Modern word processors are constantly trying to help and in the process only get in your way. They try to complete words and sentences, and force you to remember how to cancel their helpfulness. They underline phrases that are technically correct grammatically.
The function of a text program is not to help a user type text. It is there to allow a user to type text. It is a means to do so; a place for people to put notes, words and ideas. Computers are notorious for trying to help their human masters; they're infamously terrible at it. If there's anything that I've seen after using Windows for a pair of years and assisting the users around me, it's that their highest ranked annoyances were usually related to the computer trying to do something for them.

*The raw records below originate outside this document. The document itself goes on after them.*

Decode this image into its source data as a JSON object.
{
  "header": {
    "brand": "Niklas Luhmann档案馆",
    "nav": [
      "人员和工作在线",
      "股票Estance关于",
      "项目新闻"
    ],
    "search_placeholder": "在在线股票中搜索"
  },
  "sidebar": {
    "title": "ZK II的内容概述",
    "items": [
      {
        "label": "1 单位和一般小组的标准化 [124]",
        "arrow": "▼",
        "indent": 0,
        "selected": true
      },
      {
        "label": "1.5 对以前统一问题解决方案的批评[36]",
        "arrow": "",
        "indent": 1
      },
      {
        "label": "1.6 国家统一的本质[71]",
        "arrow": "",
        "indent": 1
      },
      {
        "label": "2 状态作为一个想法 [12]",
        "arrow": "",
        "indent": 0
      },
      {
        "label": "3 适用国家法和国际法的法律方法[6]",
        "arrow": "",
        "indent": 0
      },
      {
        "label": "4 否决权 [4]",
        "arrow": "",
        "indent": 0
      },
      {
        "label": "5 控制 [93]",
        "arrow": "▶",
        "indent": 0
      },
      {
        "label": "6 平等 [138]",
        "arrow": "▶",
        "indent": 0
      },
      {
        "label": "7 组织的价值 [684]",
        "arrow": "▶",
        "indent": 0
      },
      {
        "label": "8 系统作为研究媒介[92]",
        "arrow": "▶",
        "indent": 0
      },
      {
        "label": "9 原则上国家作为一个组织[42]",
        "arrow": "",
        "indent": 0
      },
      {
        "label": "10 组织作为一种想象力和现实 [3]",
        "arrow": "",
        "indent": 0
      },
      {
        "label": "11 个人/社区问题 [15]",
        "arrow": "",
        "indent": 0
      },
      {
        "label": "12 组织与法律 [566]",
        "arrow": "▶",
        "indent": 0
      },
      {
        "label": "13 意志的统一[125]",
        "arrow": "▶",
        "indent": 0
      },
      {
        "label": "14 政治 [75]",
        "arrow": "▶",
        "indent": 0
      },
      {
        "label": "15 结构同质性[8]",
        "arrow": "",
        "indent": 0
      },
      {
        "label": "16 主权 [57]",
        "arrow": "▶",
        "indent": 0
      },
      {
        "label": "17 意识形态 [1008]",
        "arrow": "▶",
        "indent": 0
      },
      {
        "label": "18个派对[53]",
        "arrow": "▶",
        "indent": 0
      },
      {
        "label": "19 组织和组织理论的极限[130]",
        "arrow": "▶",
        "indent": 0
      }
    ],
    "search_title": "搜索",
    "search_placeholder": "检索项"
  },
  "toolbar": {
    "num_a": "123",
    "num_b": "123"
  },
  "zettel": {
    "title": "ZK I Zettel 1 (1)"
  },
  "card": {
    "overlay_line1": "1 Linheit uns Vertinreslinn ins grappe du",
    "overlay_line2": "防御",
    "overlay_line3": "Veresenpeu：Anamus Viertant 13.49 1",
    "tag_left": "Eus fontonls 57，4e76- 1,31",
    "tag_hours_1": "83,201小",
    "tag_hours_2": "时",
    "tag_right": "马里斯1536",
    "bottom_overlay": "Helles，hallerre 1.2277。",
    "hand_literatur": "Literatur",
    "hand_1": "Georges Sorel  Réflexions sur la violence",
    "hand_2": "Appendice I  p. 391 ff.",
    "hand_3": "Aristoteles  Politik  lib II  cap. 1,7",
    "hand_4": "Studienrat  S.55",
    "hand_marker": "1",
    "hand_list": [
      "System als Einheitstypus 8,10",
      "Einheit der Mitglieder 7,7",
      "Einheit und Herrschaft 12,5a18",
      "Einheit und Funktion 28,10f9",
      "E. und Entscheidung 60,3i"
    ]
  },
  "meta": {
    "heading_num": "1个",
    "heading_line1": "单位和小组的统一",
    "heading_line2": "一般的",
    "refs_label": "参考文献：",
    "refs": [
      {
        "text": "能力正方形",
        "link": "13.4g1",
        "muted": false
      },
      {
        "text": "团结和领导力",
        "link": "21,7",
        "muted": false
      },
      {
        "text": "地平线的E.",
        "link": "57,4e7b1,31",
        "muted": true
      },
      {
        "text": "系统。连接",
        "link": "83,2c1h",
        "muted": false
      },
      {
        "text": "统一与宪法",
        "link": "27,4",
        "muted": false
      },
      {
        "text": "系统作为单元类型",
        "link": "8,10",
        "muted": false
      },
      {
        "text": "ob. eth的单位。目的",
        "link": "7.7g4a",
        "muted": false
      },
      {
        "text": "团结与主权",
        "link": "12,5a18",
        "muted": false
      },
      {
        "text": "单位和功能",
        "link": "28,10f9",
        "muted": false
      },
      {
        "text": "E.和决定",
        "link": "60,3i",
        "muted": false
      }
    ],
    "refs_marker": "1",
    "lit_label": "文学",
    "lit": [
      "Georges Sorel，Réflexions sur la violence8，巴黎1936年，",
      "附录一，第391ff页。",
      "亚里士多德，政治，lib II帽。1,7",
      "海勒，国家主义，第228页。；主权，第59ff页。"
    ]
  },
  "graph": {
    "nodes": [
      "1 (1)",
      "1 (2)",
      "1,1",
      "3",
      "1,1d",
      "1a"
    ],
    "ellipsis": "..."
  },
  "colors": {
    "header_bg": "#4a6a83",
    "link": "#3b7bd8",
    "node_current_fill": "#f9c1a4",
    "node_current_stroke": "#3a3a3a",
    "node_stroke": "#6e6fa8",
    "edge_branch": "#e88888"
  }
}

The reason for this is the constant upward struggle software will continue to have. Profit must be made for a program to be worth creating. Profit will not be created from programs that have no viable or visible improvements over its predecessor.
Marketing has suffocated large chunks of this; it has convinced users that buying this new thing will grant users this new feature that will change the way they use their software. The only thing I did with the new version of Windows was curse louder, but that's just me.
This is why I prefer Linux and its ecosystem. There's no necessary drive to create new products, features or needless mascots. Capitalism has not corrupted it yet. Rather, the project is free to continue improving, standing or stagnating at its will.
You will find hundreds of programs in the Linux and open source world that have not changed in years. These are your treasures. From each distribution (and on several Mac sites too, for those of you who like that sort of thing) you can find these stone pillars that have not moved, and will not move from their relatively featureless repertoire - again, compared to the marketing ZING of its competitors, where such is required.
Each day the simple programs work like they did the day before, and each day I am happy. All is well in my Linux installation.